Saffer skandaals slay deepfakes

A reporter creates a deepfake video to show how easily it can be done. | AFP

A reporter creates a deepfake video to show how easily it can be done. | AFP

Published Mar 31, 2024


Durban — Skandaal, skinder, skullduggery and skeems (sorry about that).

Outlandish claims, denials and pie-in-the-sky policy promises. Eleventy-thousand new or newly allied political parties and independent candidates.

Coupled with an absence of shame or conscience, it is enough to make deepfakes obsolete in this country.

Saffers are so accustomed to being lied to, placing their trust in organisations and entities only to have it shattered, that most of us don’t believe a thing anyone says today. Who could possibly make a deepfake that is worse than reality?

Imagine a new world of deepfake, specially designed for us.

There could be one of a scurvy suit being videoed handing over a stuffed envelope or suitcase and saying: “I’m so sorry for stealing your money instead of investing it or spending it on water/electricity/ Lotto beneficiaries/hospitals/ schools like I was supposed to. Here is the full amount (in cash because I sold my couch to raise the money and now I have nowhere to stash it safely anyway) plus interest. Please return it to its rightful owner so they can use it as intended.”

There is no danger of this deepfake getting a second glance, apart from everyone adding snide comments, laughing-so-hardyou-cry emojis and making it go viral. You know how Saffers love to laugh in the face of our own despair and disaster. Or so we are repeatedly told.

The danger of a SA deepfake comes when this viral clip is examined to see who the “recipient” is. Is it a law enforcement officer? A court official? The National Prosecuting Authority? Another agency that is supposed to have Saffers’ backs in enforcing the Constitution?

We clutch at the hope that these bodies will be honest actors in citizens’ efforts and hopes of building a “new” new South Africa, in which integrity, honesty and a determination to do the right thing to benefit every one of us are restored. One in which shame, justice and consequence are reintroduced to offenders. Now, there is a suspension, special leave, reshuffle and, possibly, an “investigation”, before looking the other way.

One of the most important organisations for us as we head to the polls on May 29 is the Electoral Commission of South Africa.
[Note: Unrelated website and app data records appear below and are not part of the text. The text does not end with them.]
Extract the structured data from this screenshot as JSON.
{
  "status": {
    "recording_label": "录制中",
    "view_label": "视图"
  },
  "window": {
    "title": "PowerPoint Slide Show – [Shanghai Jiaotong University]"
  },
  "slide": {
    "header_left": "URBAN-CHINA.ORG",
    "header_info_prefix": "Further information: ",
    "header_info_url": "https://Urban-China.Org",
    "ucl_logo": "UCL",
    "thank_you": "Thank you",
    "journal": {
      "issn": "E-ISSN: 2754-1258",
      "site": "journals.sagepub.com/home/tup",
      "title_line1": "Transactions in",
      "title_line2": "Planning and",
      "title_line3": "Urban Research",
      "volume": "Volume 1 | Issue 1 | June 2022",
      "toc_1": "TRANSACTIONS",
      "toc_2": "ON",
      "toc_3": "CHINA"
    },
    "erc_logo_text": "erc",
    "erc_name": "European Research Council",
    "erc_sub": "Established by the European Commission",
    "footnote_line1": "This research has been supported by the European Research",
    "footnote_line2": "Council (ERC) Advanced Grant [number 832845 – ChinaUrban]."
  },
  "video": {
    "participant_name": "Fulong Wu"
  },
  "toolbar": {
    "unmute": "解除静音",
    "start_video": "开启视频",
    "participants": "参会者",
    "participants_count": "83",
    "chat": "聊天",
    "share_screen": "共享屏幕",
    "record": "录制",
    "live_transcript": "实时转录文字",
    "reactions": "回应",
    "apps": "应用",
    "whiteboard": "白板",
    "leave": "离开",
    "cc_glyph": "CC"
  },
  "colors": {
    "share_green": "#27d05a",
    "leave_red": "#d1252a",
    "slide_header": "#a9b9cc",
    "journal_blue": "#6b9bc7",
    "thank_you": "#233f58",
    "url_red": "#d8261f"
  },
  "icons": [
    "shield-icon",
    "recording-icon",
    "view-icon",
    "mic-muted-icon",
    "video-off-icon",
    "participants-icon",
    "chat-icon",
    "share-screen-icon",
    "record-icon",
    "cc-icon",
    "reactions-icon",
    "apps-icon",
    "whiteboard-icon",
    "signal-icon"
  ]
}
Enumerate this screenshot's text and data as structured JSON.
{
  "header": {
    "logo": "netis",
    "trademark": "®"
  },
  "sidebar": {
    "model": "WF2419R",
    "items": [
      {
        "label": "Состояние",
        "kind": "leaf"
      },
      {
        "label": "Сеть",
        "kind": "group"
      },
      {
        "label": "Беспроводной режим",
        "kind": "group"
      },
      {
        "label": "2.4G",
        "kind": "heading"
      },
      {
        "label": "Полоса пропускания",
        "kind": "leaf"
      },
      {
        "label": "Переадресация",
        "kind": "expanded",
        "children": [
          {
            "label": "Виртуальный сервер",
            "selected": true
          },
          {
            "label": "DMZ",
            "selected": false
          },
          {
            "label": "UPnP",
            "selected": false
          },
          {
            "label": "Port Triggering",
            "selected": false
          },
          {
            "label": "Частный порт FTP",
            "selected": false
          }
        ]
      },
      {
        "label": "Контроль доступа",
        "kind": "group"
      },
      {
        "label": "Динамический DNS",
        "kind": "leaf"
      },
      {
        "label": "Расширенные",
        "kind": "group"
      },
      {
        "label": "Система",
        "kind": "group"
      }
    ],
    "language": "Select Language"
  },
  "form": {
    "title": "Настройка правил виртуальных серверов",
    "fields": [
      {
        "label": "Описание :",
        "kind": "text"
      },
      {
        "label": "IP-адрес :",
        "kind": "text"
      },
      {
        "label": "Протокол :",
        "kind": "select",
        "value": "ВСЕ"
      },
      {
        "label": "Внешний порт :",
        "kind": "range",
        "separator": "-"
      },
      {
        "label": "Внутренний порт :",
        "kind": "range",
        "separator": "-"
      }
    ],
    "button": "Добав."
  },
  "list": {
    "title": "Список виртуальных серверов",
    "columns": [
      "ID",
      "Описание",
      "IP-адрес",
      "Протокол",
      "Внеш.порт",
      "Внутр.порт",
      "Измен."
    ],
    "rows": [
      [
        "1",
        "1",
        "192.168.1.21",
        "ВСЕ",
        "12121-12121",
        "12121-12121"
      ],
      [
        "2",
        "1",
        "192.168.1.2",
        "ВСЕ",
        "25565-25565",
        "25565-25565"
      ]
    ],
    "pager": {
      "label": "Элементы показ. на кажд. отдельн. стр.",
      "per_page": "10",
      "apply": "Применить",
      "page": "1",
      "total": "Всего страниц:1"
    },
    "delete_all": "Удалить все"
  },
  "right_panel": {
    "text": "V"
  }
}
We can be sure the ugly, hateful Machiavellian manoeuvring in politics will escalate and increase. As far as we know, the IEC has maintained its integrity and will safeguard our rights to a free and fair election. But it never hurts to keep a beady eye on everyone involved in protecting our democracy.

We know brave, honest and trustworthy people who will do the right thing exist: we have seen enough of them flee the country to escape the wrath of those upon whom they have blown the whistle, lifted the lid, shone a light on the dirty goings-on. Or risk attempted or risk assassination. Being honest or asking too many questions can be a life-or-death affair.

Voters have tough decisions to make about who they think will best serve their interests.

Between now and X day, 27 million-odd registered voters should stop listening.

Make quiet time to study the manifestos. For those SA education has failed in reading for understanding, ask a trusted nonpartisan person to describe the main policies, the ones that matter to you. Ask yourself: Is it possible?

To those who have time to waste spreading deepfakes and lies – stay the hell out of our future. We have no space for skemers.

Independent on Saturday